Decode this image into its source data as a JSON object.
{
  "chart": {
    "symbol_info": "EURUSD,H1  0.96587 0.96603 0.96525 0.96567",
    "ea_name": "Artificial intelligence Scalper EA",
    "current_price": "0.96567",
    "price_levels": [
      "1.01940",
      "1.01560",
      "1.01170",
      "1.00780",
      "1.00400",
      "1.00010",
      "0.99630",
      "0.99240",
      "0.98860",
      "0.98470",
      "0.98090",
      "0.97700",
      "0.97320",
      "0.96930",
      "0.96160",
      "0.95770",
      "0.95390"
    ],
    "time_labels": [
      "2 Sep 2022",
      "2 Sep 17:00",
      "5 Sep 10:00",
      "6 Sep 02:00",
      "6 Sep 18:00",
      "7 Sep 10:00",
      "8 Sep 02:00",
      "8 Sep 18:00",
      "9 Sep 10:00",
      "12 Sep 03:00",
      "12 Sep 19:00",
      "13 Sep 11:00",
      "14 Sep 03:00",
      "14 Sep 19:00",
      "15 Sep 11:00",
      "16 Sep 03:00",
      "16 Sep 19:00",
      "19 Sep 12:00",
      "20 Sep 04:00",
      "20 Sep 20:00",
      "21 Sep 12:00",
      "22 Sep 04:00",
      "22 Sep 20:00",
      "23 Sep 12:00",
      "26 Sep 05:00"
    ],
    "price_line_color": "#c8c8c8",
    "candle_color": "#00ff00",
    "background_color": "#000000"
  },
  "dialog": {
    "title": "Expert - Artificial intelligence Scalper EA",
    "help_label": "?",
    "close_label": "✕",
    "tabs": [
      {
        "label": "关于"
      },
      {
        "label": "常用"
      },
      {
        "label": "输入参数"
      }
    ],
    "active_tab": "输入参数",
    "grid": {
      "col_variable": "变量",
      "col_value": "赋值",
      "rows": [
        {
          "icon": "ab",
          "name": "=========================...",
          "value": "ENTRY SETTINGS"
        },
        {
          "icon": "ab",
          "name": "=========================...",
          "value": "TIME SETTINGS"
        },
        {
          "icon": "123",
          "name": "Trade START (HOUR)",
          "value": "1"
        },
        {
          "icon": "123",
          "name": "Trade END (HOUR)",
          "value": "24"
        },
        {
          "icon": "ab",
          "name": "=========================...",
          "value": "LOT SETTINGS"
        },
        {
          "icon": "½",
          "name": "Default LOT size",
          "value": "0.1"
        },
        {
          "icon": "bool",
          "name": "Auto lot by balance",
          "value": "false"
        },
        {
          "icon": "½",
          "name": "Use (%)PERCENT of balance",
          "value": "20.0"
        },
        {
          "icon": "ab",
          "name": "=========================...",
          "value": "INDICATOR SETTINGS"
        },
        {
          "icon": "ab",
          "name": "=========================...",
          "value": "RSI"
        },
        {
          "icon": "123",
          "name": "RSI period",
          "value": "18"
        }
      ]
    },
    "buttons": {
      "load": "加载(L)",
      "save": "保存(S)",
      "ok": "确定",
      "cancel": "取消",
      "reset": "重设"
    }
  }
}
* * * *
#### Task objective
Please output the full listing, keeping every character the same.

#### Answer to this exercise
Decode this image into its source data as a JSON object.
{
  "chart": {
    "symbol_info": "EURUSD,H1  0.96587 0.96603 0.96525 0.96567",
    "ea_name": "Artificial intelligence Scalper EA",
    "current_price": "0.96567",
    "price_levels": [
      "1.01940",
      "1.01560",
      "1.01170",
      "1.00780",
      "1.00400",
      "1.00010",
      "0.99630",
      "0.99240",
      "0.98860",
      "0.98470",
      "0.98090",
      "0.97700",
      "0.97320",
      "0.96930",
      "0.96160",
      "0.95770",
      "0.95390"
    ],
    "time_labels": [
      "2 Sep 2022",
      "2 Sep 17:00",
      "5 Sep 10:00",
      "6 Sep 02:00",
      "6 Sep 18:00",
      "7 Sep 10:00",
      "8 Sep 02:00",
      "8 Sep 18:00",
      "9 Sep 10:00",
      "12 Sep 03:00",
      "12 Sep 19:00",
      "13 Sep 11:00",
      "14 Sep 03:00",
      "14 Sep 19:00",
      "15 Sep 11:00",
      "16 Sep 03:00",
      "16 Sep 19:00",
      "19 Sep 12:00",
      "20 Sep 04:00",
      "20 Sep 20:00",
      "21 Sep 12:00",
      "22 Sep 04:00",
      "22 Sep 20:00",
      "23 Sep 12:00",
      "26 Sep 05:00"
    ],
    "price_line_color": "#c8c8c8",
    "candle_color": "#00ff00",
    "background_color": "#000000"
  },
  "dialog": {
    "title": "Expert - Artificial intelligence Scalper EA",
    "help_label": "?",
    "close_label": "✕",
    "tabs": [
      {
        "label": "关于"
      },
      {
        "label": "常用"
      },
      {
        "label": "输入参数"
      }
    ],
    "active_tab": "输入参数",
    "grid": {
      "col_variable": "变量",
      "col_value": "赋值",
      "rows": [
        {
          "icon": "ab",
          "name": "=========================...",
          "value": "ENTRY SETTINGS"
        },
        {
          "icon": "ab",
          "name": "=========================...",
          "value": "TIME SETTINGS"
        },
        {
          "icon": "123",
          "name": "Trade START (HOUR)",
          "value": "1"
        },
        {
          "icon": "123",
          "name": "Trade END (HOUR)",
          "value": "24"
        },
        {
          "icon": "ab",
          "name": "=========================...",
          "value": "LOT SETTINGS"
        },
        {
          "icon": "½",
          "name": "Default LOT size",
          "value": "0.1"
        },
        {
          "icon": "bool",
          "name": "Auto lot by balance",
          "value": "false"
        },
        {
          "icon": "½",
          "name": "Use (%)PERCENT of balance",
          "value": "20.0"
        },
        {
          "icon": "ab",
          "name": "=========================...",
          "value": "INDICATOR SETTINGS"
        },
        {
          "icon": "ab",
          "name": "=========================...",
          "value": "RSI"
        },
        {
          "icon": "123",
          "name": "RSI period",
          "value": "18"
        }
      ]
    },
    "buttons": {
      "load": "加载(L)",
      "save": "保存(S)",
      "ok": "确定",
      "cancel": "取消",
      "reset": "重设"
    }
  }
}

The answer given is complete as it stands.